8) I like Corey Stoll, and I enjoyed his performance as Darren Cross, but Marvel has completely exhausted the “He’s like the hero, but evil!” stockade. In fact, it was exhausted as far back as Jeff Bridges having Tony Stark dead to rights with a full armor weaponry firing, and pulled a Rick Ankiel with bullets. Marvel has to solve their villain problem at some point, right?
9) The police identify Hank Pym is pretending to be Scott Lang’s lawyer, but then only confront Pym after staking out the private industrial presentation Pym is scheduled to attend. Instead of, you know, going to his home. The one that just got a visit from the police days earlier. I’m willing to forgive some logic in these things, but Goodness T. Gracious.
10) In the same vein of giant gaffes, Yellow Jacket’s business presentation was one of the dumbest things I’ve ever seen in the MCU. It’s one thing for Iron Man to start out as an actual arms manufacturer and to show the devastating potential of his weapons, it’s quite another for a technology company to create an informational video in which a tiny man jumps through a corporate leader’s chest. Now, if this had clearly been a presentation to representatives of Hydra, A.I.M. (what are they doing?), and the Hand (hey, why not?), I would have been on board. Instead it was to business reps (some of whom happened to be Hydra), with los dos Pyms just standing there like this is an annual quarterly business report.
11) Ant-Man lands almost right in the middle of the MCU power rankings. A lot of this is probably recency bias; I wonder how distinguishable Ant-Man will be from, say, Cap 1 in 2 years. With both Marvel movies released for 2015, my MCU list now looks like:
Daredevil – Netflix
Guardians of the Galaxy
Iron Man 3
Captain America 2: The Winter Soldier
Avengers 2: Age of Ultron
Captain America: The First Avenger
The Incredible Hulk
Iron Man 2
… ellipses to signify a precipitous decline…
Agents of SHIELD
12) Baron Von Strucker should remain pleased that 1) Hydra is apparently still fully functioning, what with the heads and all and 2) That his “There is No Mandarin” award for character most thoroughly wasted in service of the plot remains in tact for 2015. Although we should probably take a moment here to pour one out for Janet Van Dyne, may she rest in perpetual shrinking hell (wait, no, that’s horrible!).
13) Anybody else still entirely unclear if Scott Lang was supposed to find an infinity stone while sinking into quantum nothingness? I think ultimately he just macgyvered his regulator with a growing ninja star, but all that “Time and Space” trippiness sure suggested some infinity connection.
14) Mr. Robot (new show on USA that you should 100% check out) uses “dumb Marvel movies” as a kind of shorthand for mass produced, corporate inauthenticity, the cinematic equivalent of Starbucks, Facebook, and McDonalds.
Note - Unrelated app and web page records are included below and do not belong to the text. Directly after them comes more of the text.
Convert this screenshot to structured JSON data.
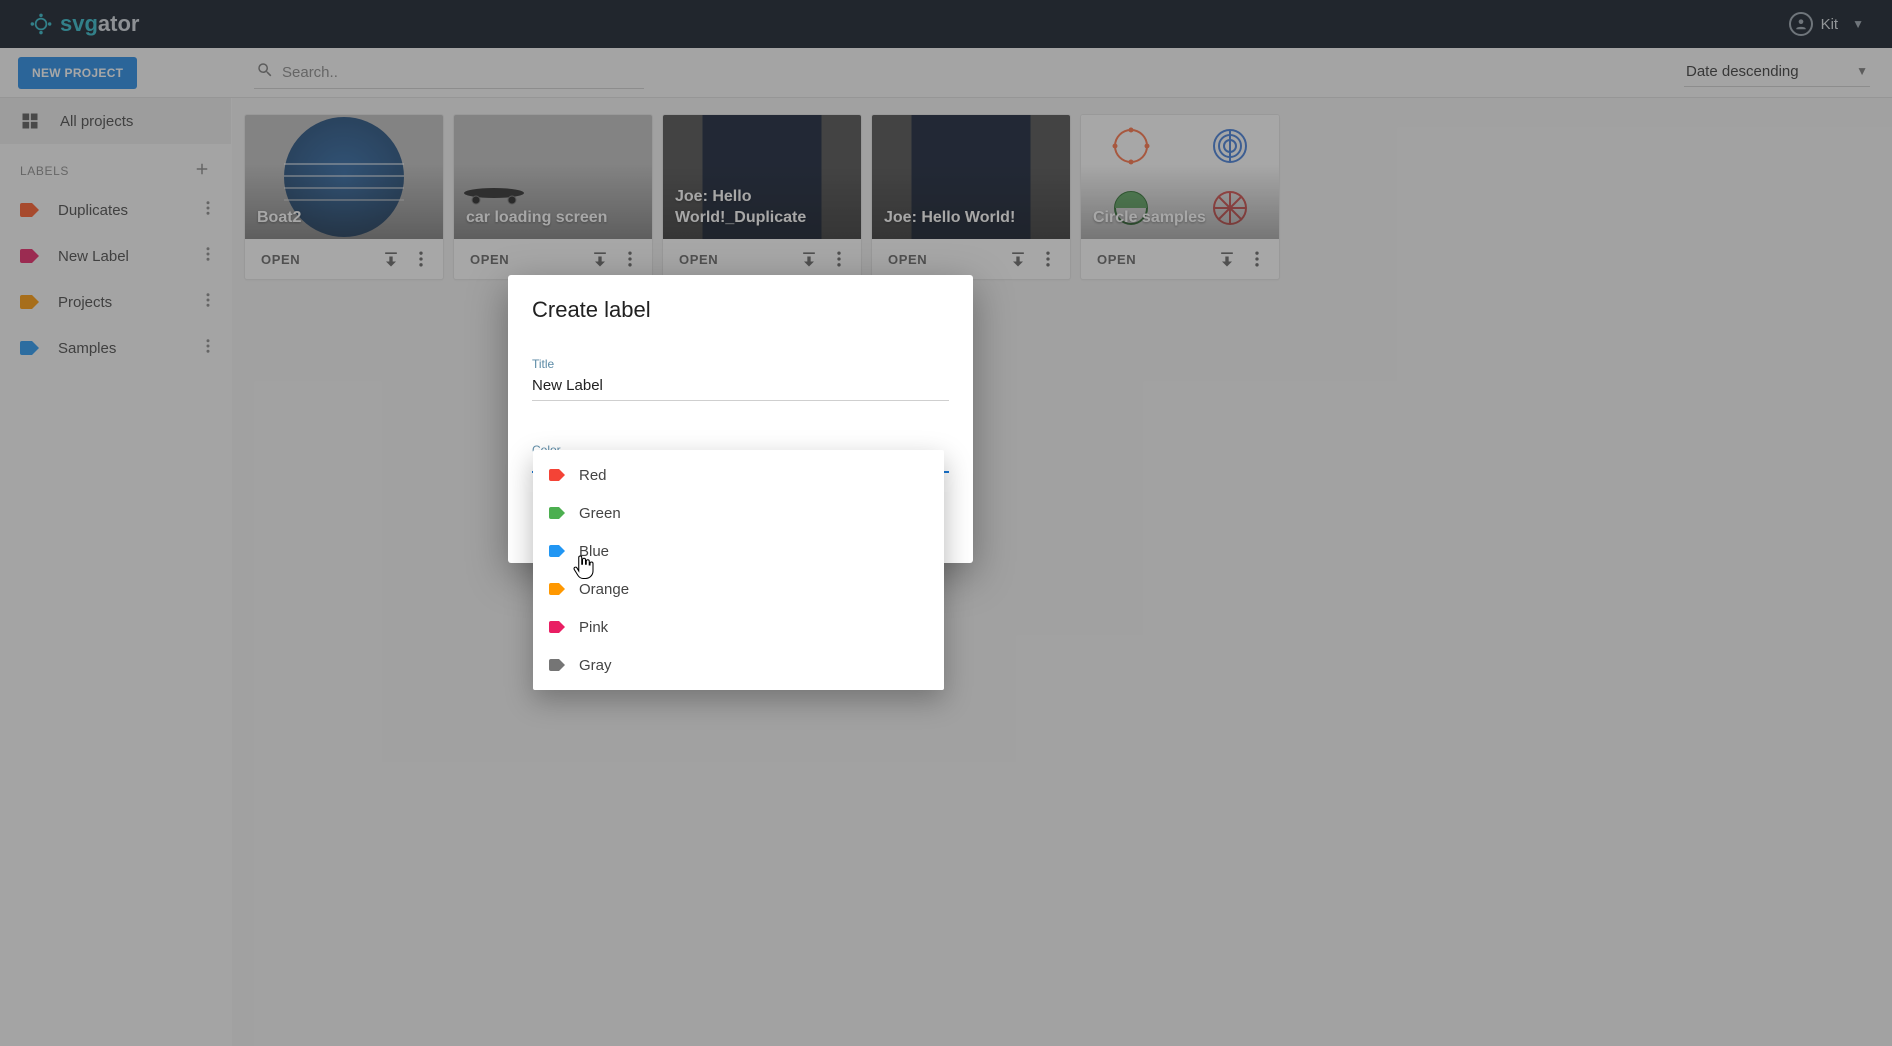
{
  "brand": {
    "name_part1": "svg",
    "name_part2": "ator"
  },
  "account": {
    "name": "Kit"
  },
  "toolbar": {
    "new_project": "NEW PROJECT",
    "search_placeholder": "Search..",
    "sort_label": "Date descending"
  },
  "sidebar": {
    "all_projects": "All projects",
    "labels_header": "LABELS",
    "labels": [
      {
        "name": "Duplicates",
        "color": "#ff5722"
      },
      {
        "name": "New Label",
        "color": "#e91e63"
      },
      {
        "name": "Projects",
        "color": "#ff9800"
      },
      {
        "name": "Samples",
        "color": "#2196f3"
      }
    ]
  },
  "projects": [
    {
      "title": "Boat2",
      "open": "OPEN",
      "bg": "gray",
      "kind": "boat"
    },
    {
      "title": "car loading screen",
      "open": "OPEN",
      "bg": "gray",
      "kind": "car"
    },
    {
      "title": "Joe: Hello World!_Duplicate",
      "open": "OPEN",
      "bg": "dark",
      "kind": "dark"
    },
    {
      "title": "Joe: Hello World!",
      "open": "OPEN",
      "bg": "dark",
      "kind": "dark"
    },
    {
      "title": "Circle samples",
      "open": "OPEN",
      "bg": "light",
      "kind": "circles"
    }
  ],
  "modal": {
    "heading": "Create label",
    "title_label": "Title",
    "title_value": "New Label",
    "color_label": "Color",
    "colors": [
      {
        "name": "Red",
        "hex": "#f44336"
      },
      {
        "name": "Green",
        "hex": "#4caf50"
      },
      {
        "name": "Blue",
        "hex": "#2196f3"
      },
      {
        "name": "Orange",
        "hex": "#ff9800"
      },
      {
        "name": "Pink",
        "hex": "#e91e63"
      },
      {
        "name": "Gray",
        "hex": "#757575"
      }
    ]
  }
}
I think Ant-Man has a lot more heart than that, but it does also have that unshakeable assembly-line smell. It’s understandable why Marvel does this (the answer rhymes with $$$), but man, I can’t help but wish more of these oddball solo movies took their cues from Guardians and Daredevil and let singular vision and artistic expression reign supreme. And by that, I mean please let Dr. Strange be weird!
15) Finally: I talked in my Avengers 2 review about the end of Marvel’s incredible hot streak. Ant-Man doesn’t do enough to change that, meaning they’ll go the entirety of 2015 without a knockout, after batting nearly 1.000 from 2012 to 2015 (Thor: The Dark World remaining the perpetual asterisk in that run). To my mind, this puts even more pressure on Civil War, which is already boldly challenging the Spider-Man 3 convention rules for too many darn characters in the film.
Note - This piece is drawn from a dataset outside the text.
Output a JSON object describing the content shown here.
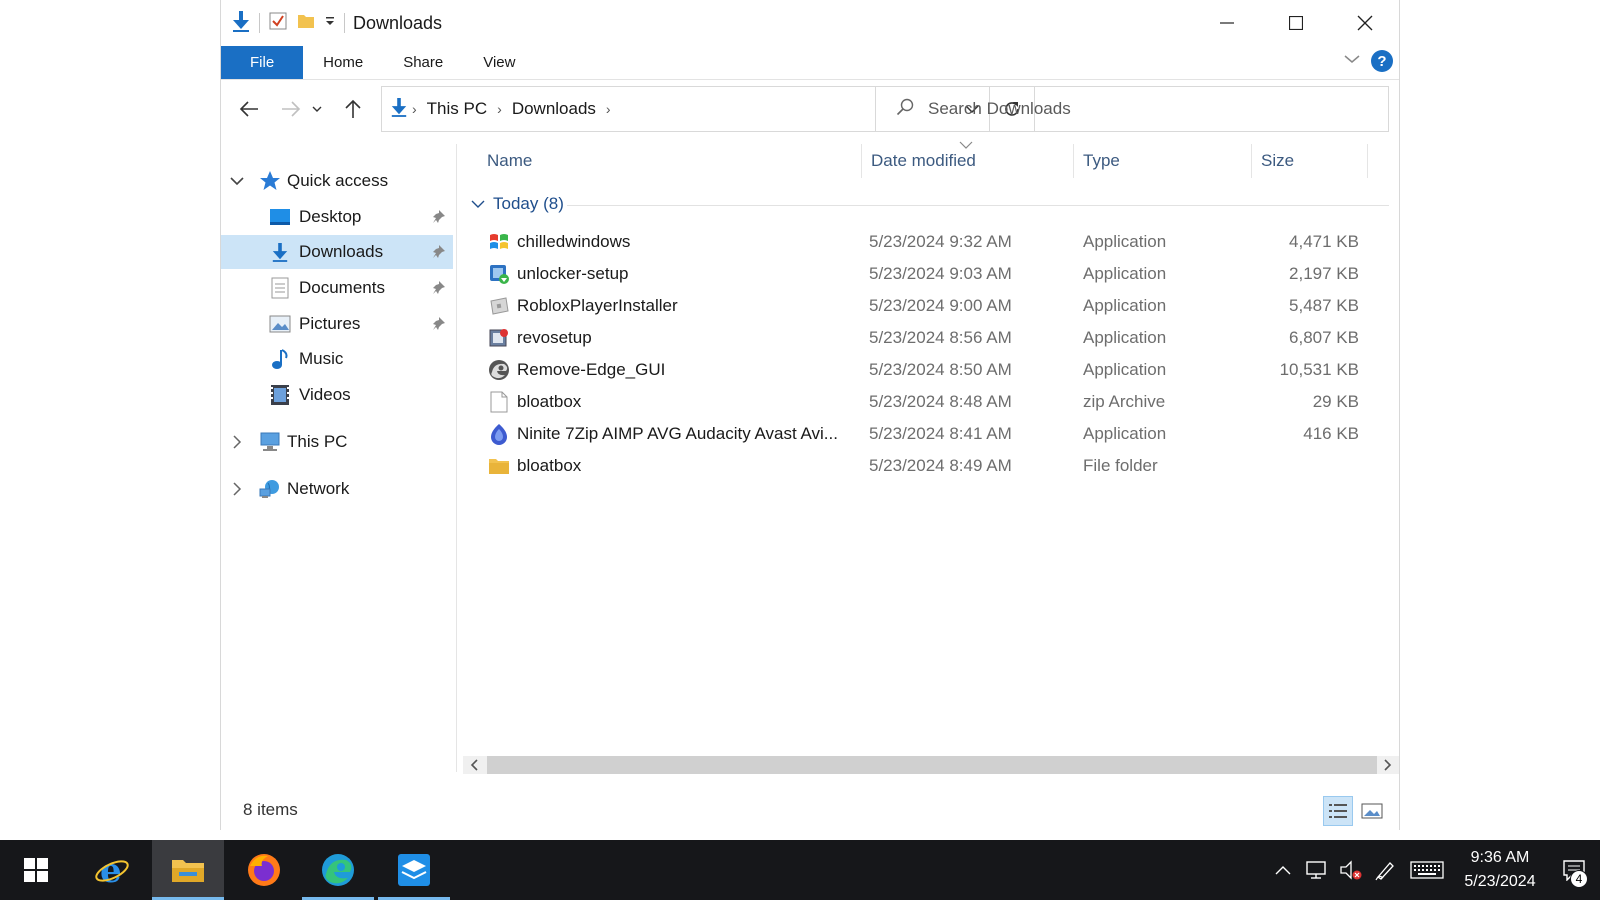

What do you think? Did Ant-Man meet your expectations? Was it a letdown? Where does this movie rank in the MCU for you? Do what feels right to you in the comments.